Task goal → Examine the records below and count how many lines contain the string "chart". Give only the number.

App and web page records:
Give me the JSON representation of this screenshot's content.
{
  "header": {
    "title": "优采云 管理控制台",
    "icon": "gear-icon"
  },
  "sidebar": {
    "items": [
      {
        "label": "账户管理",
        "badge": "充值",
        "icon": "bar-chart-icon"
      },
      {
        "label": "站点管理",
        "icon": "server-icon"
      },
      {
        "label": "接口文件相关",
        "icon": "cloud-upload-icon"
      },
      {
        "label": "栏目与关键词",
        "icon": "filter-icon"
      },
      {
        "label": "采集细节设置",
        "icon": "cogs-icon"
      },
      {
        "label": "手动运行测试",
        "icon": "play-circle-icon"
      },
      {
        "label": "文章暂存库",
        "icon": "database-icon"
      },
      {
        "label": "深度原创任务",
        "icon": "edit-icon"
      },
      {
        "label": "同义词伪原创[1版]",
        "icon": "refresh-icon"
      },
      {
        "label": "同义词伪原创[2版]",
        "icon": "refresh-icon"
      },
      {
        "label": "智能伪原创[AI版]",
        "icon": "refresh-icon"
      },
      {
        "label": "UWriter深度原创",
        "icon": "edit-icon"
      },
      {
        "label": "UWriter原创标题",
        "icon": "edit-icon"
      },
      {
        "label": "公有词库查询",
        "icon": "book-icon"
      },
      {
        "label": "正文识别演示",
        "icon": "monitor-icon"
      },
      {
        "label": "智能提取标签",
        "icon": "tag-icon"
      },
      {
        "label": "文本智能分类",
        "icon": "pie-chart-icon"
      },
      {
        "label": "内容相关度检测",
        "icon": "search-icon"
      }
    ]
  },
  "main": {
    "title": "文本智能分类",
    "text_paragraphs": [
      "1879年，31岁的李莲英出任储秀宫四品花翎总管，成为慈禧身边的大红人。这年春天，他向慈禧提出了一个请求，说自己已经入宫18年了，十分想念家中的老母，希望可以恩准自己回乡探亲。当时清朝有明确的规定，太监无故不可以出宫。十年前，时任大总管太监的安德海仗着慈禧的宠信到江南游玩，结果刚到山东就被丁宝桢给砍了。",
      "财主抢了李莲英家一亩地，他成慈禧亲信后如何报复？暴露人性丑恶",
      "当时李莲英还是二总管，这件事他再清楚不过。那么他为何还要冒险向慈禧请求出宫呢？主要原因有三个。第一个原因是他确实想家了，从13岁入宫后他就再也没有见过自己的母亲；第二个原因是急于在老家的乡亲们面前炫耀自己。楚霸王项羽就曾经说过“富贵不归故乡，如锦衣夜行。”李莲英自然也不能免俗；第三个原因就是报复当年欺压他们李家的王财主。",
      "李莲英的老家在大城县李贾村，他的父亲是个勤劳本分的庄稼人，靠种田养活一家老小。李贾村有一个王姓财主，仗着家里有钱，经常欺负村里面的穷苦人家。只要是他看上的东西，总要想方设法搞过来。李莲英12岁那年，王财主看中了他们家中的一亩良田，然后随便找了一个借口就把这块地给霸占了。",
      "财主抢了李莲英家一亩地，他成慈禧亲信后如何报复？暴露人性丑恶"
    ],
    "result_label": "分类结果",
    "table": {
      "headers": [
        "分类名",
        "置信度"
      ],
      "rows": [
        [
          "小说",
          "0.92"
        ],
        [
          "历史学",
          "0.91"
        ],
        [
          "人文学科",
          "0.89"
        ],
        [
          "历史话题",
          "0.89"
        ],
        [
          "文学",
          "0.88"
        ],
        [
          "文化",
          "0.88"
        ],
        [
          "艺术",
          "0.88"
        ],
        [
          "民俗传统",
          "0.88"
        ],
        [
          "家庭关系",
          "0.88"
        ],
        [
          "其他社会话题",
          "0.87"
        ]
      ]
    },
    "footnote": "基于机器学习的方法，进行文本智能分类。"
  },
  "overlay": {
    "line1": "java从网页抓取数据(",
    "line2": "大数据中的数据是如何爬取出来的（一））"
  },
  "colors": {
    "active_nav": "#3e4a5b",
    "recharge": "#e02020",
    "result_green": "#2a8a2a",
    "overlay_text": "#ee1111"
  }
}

The answer → 2